[DATA SHOWN — start]

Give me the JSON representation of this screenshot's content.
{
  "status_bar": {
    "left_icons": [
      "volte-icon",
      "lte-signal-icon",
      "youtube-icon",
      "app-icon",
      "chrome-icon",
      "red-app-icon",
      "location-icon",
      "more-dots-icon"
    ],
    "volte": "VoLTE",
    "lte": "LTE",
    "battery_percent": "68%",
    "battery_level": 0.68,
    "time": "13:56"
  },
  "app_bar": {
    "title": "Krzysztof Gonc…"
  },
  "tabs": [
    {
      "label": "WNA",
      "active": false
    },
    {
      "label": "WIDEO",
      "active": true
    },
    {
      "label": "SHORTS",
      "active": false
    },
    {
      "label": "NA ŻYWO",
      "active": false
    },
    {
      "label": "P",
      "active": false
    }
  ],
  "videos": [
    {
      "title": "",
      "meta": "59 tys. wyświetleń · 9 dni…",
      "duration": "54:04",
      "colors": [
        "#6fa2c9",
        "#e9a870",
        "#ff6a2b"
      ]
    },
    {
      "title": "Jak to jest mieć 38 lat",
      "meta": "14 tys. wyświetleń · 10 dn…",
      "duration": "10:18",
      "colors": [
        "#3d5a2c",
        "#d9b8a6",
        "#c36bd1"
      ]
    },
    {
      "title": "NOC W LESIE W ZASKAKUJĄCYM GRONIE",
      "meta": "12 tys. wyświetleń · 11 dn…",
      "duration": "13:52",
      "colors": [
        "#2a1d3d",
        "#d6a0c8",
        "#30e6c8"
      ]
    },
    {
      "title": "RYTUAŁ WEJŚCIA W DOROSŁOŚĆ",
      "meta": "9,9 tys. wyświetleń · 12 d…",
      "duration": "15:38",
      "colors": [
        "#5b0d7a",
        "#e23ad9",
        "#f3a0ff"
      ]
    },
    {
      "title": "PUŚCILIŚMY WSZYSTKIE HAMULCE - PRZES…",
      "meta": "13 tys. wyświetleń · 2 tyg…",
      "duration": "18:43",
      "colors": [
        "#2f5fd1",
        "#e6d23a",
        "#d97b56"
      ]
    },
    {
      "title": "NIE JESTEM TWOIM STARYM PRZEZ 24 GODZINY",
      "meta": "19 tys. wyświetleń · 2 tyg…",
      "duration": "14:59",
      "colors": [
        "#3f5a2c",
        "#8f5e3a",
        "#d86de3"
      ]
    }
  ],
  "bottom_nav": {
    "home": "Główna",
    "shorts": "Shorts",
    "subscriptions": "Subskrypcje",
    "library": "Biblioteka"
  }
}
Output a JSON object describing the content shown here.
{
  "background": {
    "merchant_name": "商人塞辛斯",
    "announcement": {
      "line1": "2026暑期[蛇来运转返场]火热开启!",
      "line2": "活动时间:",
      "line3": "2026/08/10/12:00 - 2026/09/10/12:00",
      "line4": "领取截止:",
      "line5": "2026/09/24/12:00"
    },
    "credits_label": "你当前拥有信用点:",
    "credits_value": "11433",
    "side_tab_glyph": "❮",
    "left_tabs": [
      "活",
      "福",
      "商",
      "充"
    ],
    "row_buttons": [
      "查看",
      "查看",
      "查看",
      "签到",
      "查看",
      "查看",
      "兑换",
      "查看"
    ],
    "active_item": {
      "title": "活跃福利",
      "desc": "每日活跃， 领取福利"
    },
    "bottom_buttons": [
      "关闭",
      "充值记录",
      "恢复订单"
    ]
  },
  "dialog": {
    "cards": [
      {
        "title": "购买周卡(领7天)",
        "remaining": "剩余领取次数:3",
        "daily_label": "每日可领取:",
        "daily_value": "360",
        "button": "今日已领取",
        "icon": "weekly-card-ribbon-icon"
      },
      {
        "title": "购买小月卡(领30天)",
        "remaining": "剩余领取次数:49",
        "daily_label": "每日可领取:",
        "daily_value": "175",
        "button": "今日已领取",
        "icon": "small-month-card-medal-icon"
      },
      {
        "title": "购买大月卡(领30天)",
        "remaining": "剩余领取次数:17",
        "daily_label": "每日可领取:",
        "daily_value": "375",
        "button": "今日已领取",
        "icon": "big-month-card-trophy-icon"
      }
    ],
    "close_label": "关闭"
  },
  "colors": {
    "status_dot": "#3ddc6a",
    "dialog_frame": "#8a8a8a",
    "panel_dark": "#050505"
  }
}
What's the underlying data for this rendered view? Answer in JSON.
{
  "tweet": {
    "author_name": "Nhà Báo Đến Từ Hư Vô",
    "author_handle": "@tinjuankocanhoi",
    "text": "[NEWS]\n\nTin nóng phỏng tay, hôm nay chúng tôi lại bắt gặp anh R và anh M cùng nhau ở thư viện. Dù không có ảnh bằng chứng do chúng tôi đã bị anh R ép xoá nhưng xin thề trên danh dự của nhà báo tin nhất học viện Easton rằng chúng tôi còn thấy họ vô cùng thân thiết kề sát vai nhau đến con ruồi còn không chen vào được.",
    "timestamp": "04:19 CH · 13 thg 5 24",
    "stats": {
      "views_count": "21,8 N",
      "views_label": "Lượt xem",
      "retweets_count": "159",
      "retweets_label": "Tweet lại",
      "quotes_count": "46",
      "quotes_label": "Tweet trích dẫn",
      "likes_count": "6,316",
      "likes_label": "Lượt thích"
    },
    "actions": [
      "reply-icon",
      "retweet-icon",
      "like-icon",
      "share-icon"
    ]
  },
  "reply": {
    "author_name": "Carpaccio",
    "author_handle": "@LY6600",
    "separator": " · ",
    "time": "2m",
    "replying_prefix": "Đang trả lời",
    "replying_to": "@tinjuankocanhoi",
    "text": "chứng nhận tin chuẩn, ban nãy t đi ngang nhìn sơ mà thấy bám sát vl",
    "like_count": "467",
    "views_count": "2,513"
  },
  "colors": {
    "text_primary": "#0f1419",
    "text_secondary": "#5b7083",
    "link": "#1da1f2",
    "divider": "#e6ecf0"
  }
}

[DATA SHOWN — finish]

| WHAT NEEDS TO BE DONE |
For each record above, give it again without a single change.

| EXPECTED ANSWER |
Give me the JSON representation of this screenshot's content.
{
  "status_bar": {
    "left_icons": [
      "volte-icon",
      "lte-signal-icon",
      "youtube-icon",
      "app-icon",
      "chrome-icon",
      "red-app-icon",
      "location-icon",
      "more-dots-icon"
    ],
    "volte": "VoLTE",
    "lte": "LTE",
    "battery_percent": "68%",
    "battery_level": 0.68,
    "time": "13:56"
  },
  "app_bar": {
    "title": "Krzysztof Gonc…"
  },
  "tabs": [
    {
      "label": "WNA",
      "active": false
    },
    {
      "label": "WIDEO",
      "active": true
    },
    {
      "label": "SHORTS",
      "active": false
    },
    {
      "label": "NA ŻYWO",
      "active": false
    },
    {
      "label": "P",
      "active": false
    }
  ],
  "videos": [
    {
      "title": "",
      "meta": "59 tys. wyświetleń · 9 dni…",
      "duration": "54:04",
      "colors": [
        "#6fa2c9",
        "#e9a870",
        "#ff6a2b"
      ]
    },
    {
      "title": "Jak to jest mieć 38 lat",
      "meta": "14 tys. wyświetleń · 10 dn…",
      "duration": "10:18",
      "colors": [
        "#3d5a2c",
        "#d9b8a6",
        "#c36bd1"
      ]
    },
    {
      "title": "NOC W LESIE W ZASKAKUJĄCYM GRONIE",
      "meta": "12 tys. wyświetleń · 11 dn…",
      "duration": "13:52",
      "colors": [
        "#2a1d3d",
        "#d6a0c8",
        "#30e6c8"
      ]
    },
    {
      "title": "RYTUAŁ WEJŚCIA W DOROSŁOŚĆ",
      "meta": "9,9 tys. wyświetleń · 12 d…",
      "duration": "15:38",
      "colors": [
        "#5b0d7a",
        "#e23ad9",
        "#f3a0ff"
      ]
    },
    {
      "title": "PUŚCILIŚMY WSZYSTKIE HAMULCE - PRZES…",
      "meta": "13 tys. wyświetleń · 2 tyg…",
      "duration": "18:43",
      "colors": [
        "#2f5fd1",
        "#e6d23a",
        "#d97b56"
      ]
    },
    {
      "title": "NIE JESTEM TWOIM STARYM PRZEZ 24 GODZINY",
      "meta": "19 tys. wyświetleń · 2 tyg…",
      "duration": "14:59",
      "colors": [
        "#3f5a2c",
        "#8f5e3a",
        "#d86de3"
      ]
    }
  ],
  "bottom_nav": {
    "home": "Główna",
    "shorts": "Shorts",
    "subscriptions": "Subskrypcje",
    "library": "Biblioteka"
  }
}
Output a JSON object describing the content shown here.
{
  "background": {
    "merchant_name": "商人塞辛斯",
    "announcement": {
      "line1": "2026暑期[蛇来运转返场]火热开启!",
      "line2": "活动时间:",
      "line3": "2026/08/10/12:00 - 2026/09/10/12:00",
      "line4": "领取截止:",
      "line5": "2026/09/24/12:00"
    },
    "credits_label": "你当前拥有信用点:",
    "credits_value": "11433",
    "side_tab_glyph": "❮",
    "left_tabs": [
      "活",
      "福",
      "商",
      "充"
    ],
    "row_buttons": [
      "查看",
      "查看",
      "查看",
      "签到",
      "查看",
      "查看",
      "兑换",
      "查看"
    ],
    "active_item": {
      "title": "活跃福利",
      "desc": "每日活跃， 领取福利"
    },
    "bottom_buttons": [
      "关闭",
      "充值记录",
      "恢复订单"
    ]
  },
  "dialog": {
    "cards": [
      {
        "title": "购买周卡(领7天)",
        "remaining": "剩余领取次数:3",
        "daily_label": "每日可领取:",
        "daily_value": "360",
        "button": "今日已领取",
        "icon": "weekly-card-ribbon-icon"
      },
      {
        "title": "购买小月卡(领30天)",
        "remaining": "剩余领取次数:49",
        "daily_label": "每日可领取:",
        "daily_value": "175",
        "button": "今日已领取",
        "icon": "small-month-card-medal-icon"
      },
      {
        "title": "购买大月卡(领30天)",
        "remaining": "剩余领取次数:17",
        "daily_label": "每日可领取:",
        "daily_value": "375",
        "button": "今日已领取",
        "icon": "big-month-card-trophy-icon"
      }
    ],
    "close_label": "关闭"
  },
  "colors": {
    "status_dot": "#3ddc6a",
    "dialog_frame": "#8a8a8a",
    "panel_dark": "#050505"
  }
}
What's the underlying data for this rendered view? Answer in JSON.
{
  "tweet": {
    "author_name": "Nhà Báo Đến Từ Hư Vô",
    "author_handle": "@tinjuankocanhoi",
    "text": "[NEWS]\n\nTin nóng phỏng tay, hôm nay chúng tôi lại bắt gặp anh R và anh M cùng nhau ở thư viện. Dù không có ảnh bằng chứng do chúng tôi đã bị anh R ép xoá nhưng xin thề trên danh dự của nhà báo tin nhất học viện Easton rằng chúng tôi còn thấy họ vô cùng thân thiết kề sát vai nhau đến con ruồi còn không chen vào được.",
    "timestamp": "04:19 CH · 13 thg 5 24",
    "stats": {
      "views_count": "21,8 N",
      "views_label": "Lượt xem",
      "retweets_count": "159",
      "retweets_label": "Tweet lại",
      "quotes_count": "46",
      "quotes_label": "Tweet trích dẫn",
      "likes_count": "6,316",
      "likes_label": "Lượt thích"
    },
    "actions": [
      "reply-icon",
      "retweet-icon",
      "like-icon",
      "share-icon"
    ]
  },
  "reply": {
    "author_name": "Carpaccio",
    "author_handle": "@LY6600",
    "separator": " · ",
    "time": "2m",
    "replying_prefix": "Đang trả lời",
    "replying_to": "@tinjuankocanhoi",
    "text": "chứng nhận tin chuẩn, ban nãy t đi ngang nhìn sơ mà thấy bám sát vl",
    "like_count": "467",
    "views_count": "2,513"
  },
  "colors": {
    "text_primary": "#0f1419",
    "text_secondary": "#5b7083",
    "link": "#1da1f2",
    "divider": "#e6ecf0"
  }
}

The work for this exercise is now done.